GYPSY OF THE MONTH: Kara Klein, from Broadway's Longest-Running Show Ever
She's Kara Klein, age 23, whose nascent career in ballet was detoured when she decided to try her luck in theater—and got the first job she auditioned for: ensemble in the national tour of Phantom of the Opera. She was only 18 at the time, and now she's been in the Broadway cast for a year. For most of 2005 she had the featured role of Meg Giry, filling in for Heather McFadden while McFadden was on maternity leave. This year she's back in the Ballet Chorus (and an understudy for Meg).
As part of the Broadway cast, Klein helped make theater history on January 9 when Phantom played its 7,486th performance and surpassed Cats as Broadway's endurance champ. She and her fellow ballerinas performed a special dance (choreographed by Phantom's original choreographer, Gillian Lynne) as part of the "third act" created for the evening, which also featured appearances by producer Cameron Mackintosh, director Harold Prince, composer Andrew Lloyd Webber, many original cast members and those who have played the Phantom and Christine over the years, as well as a performer in a cat costume bowing to the current Phantom, Howard McGillin.
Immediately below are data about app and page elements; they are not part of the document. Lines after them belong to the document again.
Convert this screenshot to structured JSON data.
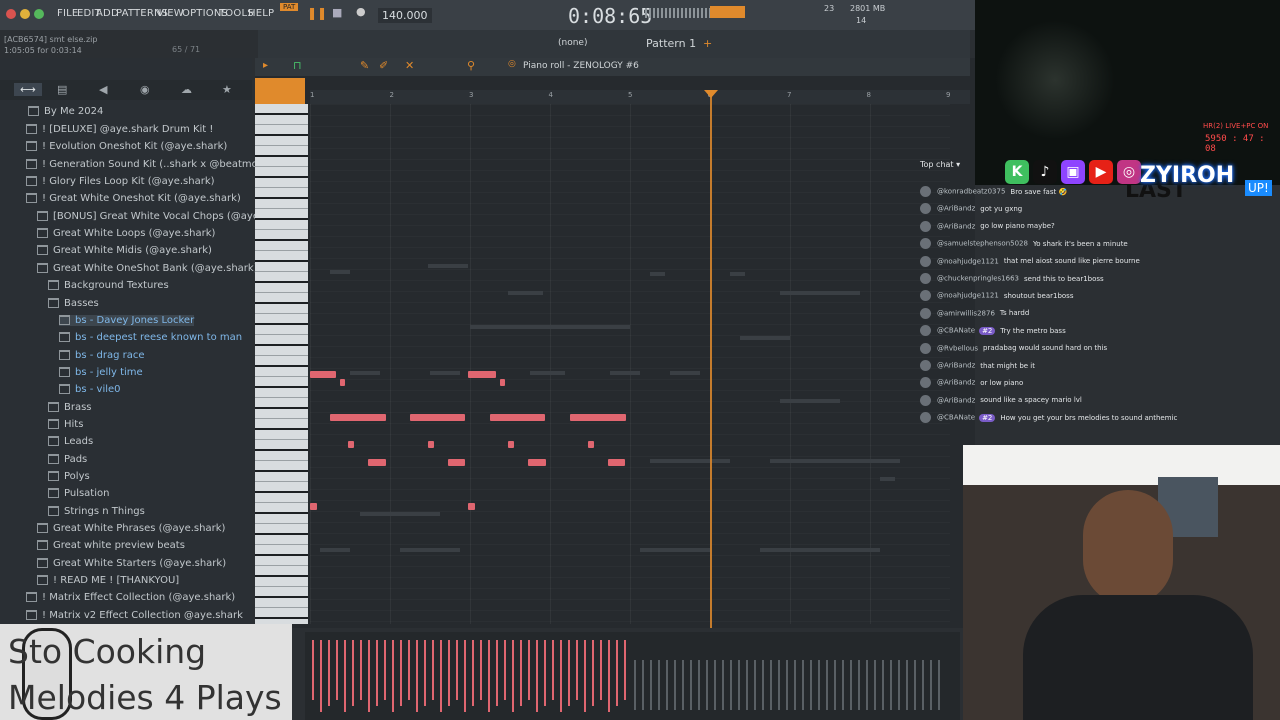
{
  "menu": [
    "FILE",
    "EDIT",
    "ADD",
    "PATTERNS",
    "VIEW",
    "OPTIONS",
    "TOOLS",
    "HELP"
  ],
  "transport": {
    "mode": "PAT",
    "tempo": "140.000",
    "time": "0:08:65",
    "cpu": "23",
    "memory": "2801 MB",
    "voices": "14"
  },
  "hint": {
    "line1": "[ACB6574] smt else.zip",
    "line2": "1:05:05 for 0:03:14",
    "counter": "65 / 71"
  },
  "toolbar": {
    "pattern": "Pattern 1",
    "channel": "(none)",
    "piano_roll_title": "Piano roll - ZENOLOGY #6"
  },
  "browser": {
    "tabs": [
      "All",
      "Plugins",
      "Sounds"
    ],
    "root": "By Me 2024",
    "items": [
      {
        "label": "! [DELUXE] @aye.shark Drum Kit !",
        "indent": 1
      },
      {
        "label": "! Evolution Oneshot Kit (@aye.shark)",
        "indent": 1
      },
      {
        "label": "! Generation Sound Kit (..shark x @beatmonsterkc)",
        "indent": 1
      },
      {
        "label": "! Glory Files Loop Kit (@aye.shark)",
        "indent": 1
      },
      {
        "label": "! Great White Oneshot Kit (@aye.shark)",
        "indent": 1
      },
      {
        "label": "[BONUS] Great White Vocal Chops (@aye.shark)",
        "indent": 2
      },
      {
        "label": "Great White Loops (@aye.shark)",
        "indent": 2
      },
      {
        "label": "Great White Midis (@aye.shark)",
        "indent": 2
      },
      {
        "label": "Great White OneShot Bank (@aye.shark)",
        "indent": 2
      },
      {
        "label": "Background Textures",
        "indent": 3
      },
      {
        "label": "Basses",
        "indent": 3
      },
      {
        "label": "bs - Davey Jones Locker",
        "indent": 4
      },
      {
        "label": "bs - deepest reese known to man",
        "indent": 4
      },
      {
        "label": "bs - drag race",
        "indent": 4
      },
      {
        "label": "bs - jelly time",
        "indent": 4
      },
      {
        "label": "bs - vile0",
        "indent": 4
      },
      {
        "label": "Brass",
        "indent": 3
      },
      {
        "label": "Hits",
        "indent": 3
      },
      {
        "label": "Leads",
        "indent": 3
      },
      {
        "label": "Pads",
        "indent": 3
      },
      {
        "label": "Polys",
        "indent": 3
      },
      {
        "label": "Pulsation",
        "indent": 3
      },
      {
        "label": "Strings n Things",
        "indent": 3
      },
      {
        "label": "Great White Phrases (@aye.shark)",
        "indent": 2
      },
      {
        "label": "Great white preview beats",
        "indent": 2
      },
      {
        "label": "Great White Starters (@aye.shark)",
        "indent": 2
      },
      {
        "label": "! READ ME ! [THANKYOU]",
        "indent": 2
      },
      {
        "label": "! Matrix Effect Collection (@aye.shark)",
        "indent": 1
      },
      {
        "label": "! Matrix v2 Effect Collection @aye.shark",
        "indent": 1
      }
    ]
  },
  "ruler": [
    "1",
    "2",
    "3",
    "4",
    "5",
    "6",
    "7",
    "8",
    "9"
  ],
  "chat": {
    "header": "Top chat",
    "messages": [
      {
        "user": "@konradbeatz0375",
        "text": "Bro save fast 🤣"
      },
      {
        "user": "@AriBandz",
        "text": "got yu gxng"
      },
      {
        "user": "@AriBandz",
        "text": "go low piano maybe?"
      },
      {
        "user": "@samuelstephenson5028",
        "text": "Yo shark it's been a minute"
      },
      {
        "user": "@noahjudge1121",
        "text": "that mel aiost sound like pierre bourne"
      },
      {
        "user": "@chuckenpringles1663",
        "text": "send this to bear1boss"
      },
      {
        "user": "@noahjudge1121",
        "text": "shoutout bear1boss"
      },
      {
        "user": "@amirwillis2876",
        "text": "Ts hardd"
      },
      {
        "user": "@CBANate",
        "text": "Try the metro bass",
        "badge": "#2"
      },
      {
        "user": "@Rvbellous",
        "text": "pradabag would sound hard on this"
      },
      {
        "user": "@AriBandz",
        "text": "that might be it"
      },
      {
        "user": "@AriBandz",
        "text": "or low piano"
      },
      {
        "user": "@AriBandz",
        "text": "sound like a spacey mario lvl"
      },
      {
        "user": "@CBANate",
        "text": "How you get your brs melodies to sound anthemic",
        "badge": "#2"
      }
    ]
  },
  "stream": {
    "handle": "ZYIROH",
    "overlay_line1": "Sto Cooking",
    "overlay_line2": "Melodies 4 Plays",
    "cam_label": "HR(2) LIVE+PC ON",
    "cam_time": "5950 : 47 : 08",
    "cam_word": "LAST",
    "badge": "UP!"
  },
  "colors": {
    "note": "#e06670",
    "playhead": "#e08a2c",
    "accent_green": "#3fbf5f"
  }
}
Everyone joined in to sing "Masquerade," with lyrics written just for the occasion. "It was incredible to hear 150 voices up on that stage and know that everybody at some point had stood on that stage and performed in Phantom," says a still-giddy Klein, who has also performed in the Radio City Christmas Spectacular and City Center Encores!
Most of her adult life has been occupied with Phantom, and most of her life since toddlerhood has been occupied with dance. She started with Mommy & Me gymnastics and was dancing on her own around age 4. She had a friend who performed in pageants. "I saw her and I was like, 'Oh, I want to do that!'" Klein recalls. "From the age of 5, 6, I wanted to be on stage—dancing, singing, whatever. I loved to perform."
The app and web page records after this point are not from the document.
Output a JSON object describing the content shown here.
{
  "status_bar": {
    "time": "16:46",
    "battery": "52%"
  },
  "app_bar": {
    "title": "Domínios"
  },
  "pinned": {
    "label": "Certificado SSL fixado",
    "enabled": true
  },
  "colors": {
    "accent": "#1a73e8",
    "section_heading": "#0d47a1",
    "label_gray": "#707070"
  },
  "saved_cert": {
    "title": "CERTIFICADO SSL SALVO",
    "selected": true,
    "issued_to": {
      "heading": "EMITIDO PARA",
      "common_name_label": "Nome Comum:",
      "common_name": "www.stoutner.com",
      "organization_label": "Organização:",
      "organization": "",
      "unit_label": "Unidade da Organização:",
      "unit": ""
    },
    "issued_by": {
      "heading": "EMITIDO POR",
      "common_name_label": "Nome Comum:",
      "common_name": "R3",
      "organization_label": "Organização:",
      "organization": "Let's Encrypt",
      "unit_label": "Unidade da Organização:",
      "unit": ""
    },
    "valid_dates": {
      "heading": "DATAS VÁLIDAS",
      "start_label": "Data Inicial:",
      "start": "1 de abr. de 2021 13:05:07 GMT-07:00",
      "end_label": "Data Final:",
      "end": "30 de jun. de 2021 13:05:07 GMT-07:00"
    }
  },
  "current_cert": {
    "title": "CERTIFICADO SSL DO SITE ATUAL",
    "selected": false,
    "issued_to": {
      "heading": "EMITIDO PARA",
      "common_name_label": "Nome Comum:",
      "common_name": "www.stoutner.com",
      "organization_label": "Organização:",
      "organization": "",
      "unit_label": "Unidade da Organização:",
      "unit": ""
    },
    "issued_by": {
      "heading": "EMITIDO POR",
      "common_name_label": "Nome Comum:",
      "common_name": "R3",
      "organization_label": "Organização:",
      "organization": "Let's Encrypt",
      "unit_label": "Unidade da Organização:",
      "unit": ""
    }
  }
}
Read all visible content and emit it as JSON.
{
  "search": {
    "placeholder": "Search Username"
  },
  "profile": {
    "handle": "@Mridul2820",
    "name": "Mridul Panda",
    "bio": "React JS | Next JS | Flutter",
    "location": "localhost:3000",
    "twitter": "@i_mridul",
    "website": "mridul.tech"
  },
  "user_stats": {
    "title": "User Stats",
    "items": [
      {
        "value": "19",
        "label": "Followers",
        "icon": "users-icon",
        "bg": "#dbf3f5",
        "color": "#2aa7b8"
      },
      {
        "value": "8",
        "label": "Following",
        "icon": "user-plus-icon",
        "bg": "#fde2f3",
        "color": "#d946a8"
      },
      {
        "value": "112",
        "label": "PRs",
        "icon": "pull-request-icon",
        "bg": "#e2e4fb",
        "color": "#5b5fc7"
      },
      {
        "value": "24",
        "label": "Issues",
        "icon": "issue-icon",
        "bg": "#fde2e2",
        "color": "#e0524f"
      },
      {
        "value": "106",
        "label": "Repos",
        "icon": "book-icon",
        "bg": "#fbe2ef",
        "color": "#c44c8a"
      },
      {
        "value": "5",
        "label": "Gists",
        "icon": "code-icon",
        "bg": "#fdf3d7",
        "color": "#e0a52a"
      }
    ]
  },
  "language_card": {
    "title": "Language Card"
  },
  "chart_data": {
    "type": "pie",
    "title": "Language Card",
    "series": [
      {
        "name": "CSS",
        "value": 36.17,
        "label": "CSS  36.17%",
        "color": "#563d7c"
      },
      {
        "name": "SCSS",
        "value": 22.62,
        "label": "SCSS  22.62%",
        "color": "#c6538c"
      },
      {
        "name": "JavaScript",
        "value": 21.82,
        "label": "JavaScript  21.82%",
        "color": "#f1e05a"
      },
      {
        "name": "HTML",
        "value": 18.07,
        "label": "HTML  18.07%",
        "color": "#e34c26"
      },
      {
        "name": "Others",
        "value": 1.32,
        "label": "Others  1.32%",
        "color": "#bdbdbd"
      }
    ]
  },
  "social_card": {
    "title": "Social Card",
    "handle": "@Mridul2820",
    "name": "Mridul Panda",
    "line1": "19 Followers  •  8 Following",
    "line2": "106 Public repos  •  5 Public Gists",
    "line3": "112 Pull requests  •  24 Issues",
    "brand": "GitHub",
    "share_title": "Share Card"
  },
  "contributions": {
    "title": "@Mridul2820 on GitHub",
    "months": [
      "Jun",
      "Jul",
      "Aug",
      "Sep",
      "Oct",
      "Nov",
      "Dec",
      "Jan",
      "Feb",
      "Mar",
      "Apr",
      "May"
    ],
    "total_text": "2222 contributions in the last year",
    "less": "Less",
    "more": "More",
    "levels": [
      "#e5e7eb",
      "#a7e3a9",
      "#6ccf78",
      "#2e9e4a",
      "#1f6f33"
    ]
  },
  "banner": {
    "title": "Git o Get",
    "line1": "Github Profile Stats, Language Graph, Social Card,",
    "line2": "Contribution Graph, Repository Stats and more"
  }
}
Voice lessons began at 8, and from the age of 10 on, she spent her summer vacations at youth programs run by such companies as Boston Ballet and Pittsburgh Ballet Theatre. She twice won Dance Masters of America's Junior Miss Dance for the Pacific Northwest and competed for the national title. Used to being away from home for summer dance training, she decided to do so full-time for her last two years of high school. Her family was then living—as they still do—in Vancouver, Wash. (just across the border from Portland, Ore.).
"It came to the point where I was kind of already at the top in Vancouver. I knew that if I wanted to go further, I needed to be around other kids that have the same motivation and goals to become a professional dancer," Klein says. So when she was 16, she moved cross-country on her own to attend the North Carolina School of the Arts for her junior and senior years. Upon graduating, she was accepted into Nashville Ballet.
Before Klein started traveling for dance, she had moved around with her family. She was born in San Jose, Calif., but the family moved to Phoenix while she was a baby. When she was 7, they relocated to the Northwest, first to Salem, Ore., and then Vancouver. It was her father's job with M&M/Mars that had prompted the moves, though by the time she was at North Carolina her father was selling hearing aids. One day, while chatting with a new client who had been an opera singer, he told her about his daughter the dancer/singer. The customer was Ellen Faul, who had taught Sarah Brightman, the original Christine in Phantom. The next time Kara was home on a school break, she went to meet Faul and sang for her. Impressed, Faul told her to contact the voice teacher Joyce Hall if she ever went to New York.
And she did, when she was in New York during her senior year to audition for ballet companies. Afterward, Hall told Klein that as a young ballerina who sings, she'd be perfect for Phantom. Years earlier, Klein's mother had told her the same thing, but she didn't believe it. "When I was 14, I was in New York and I went to see Phantom with my mom," she explains. "I had no idea there were dancers in the show, and my mom was like, 'Look, Kara, you could do that.' I was like, 'Shut up, Mom! I'll never be able to do that.'" Klein had always enjoyed musical theater but thought a career in it was an impossible dream, and she hadn't participated in school plays because she was concentrating on ballet. "Every time I saw a musical when I was younger, I was like: I want to do this," she says. "I connected with it, but I never thought that I would make it there, that I was good enough to actually pursue it."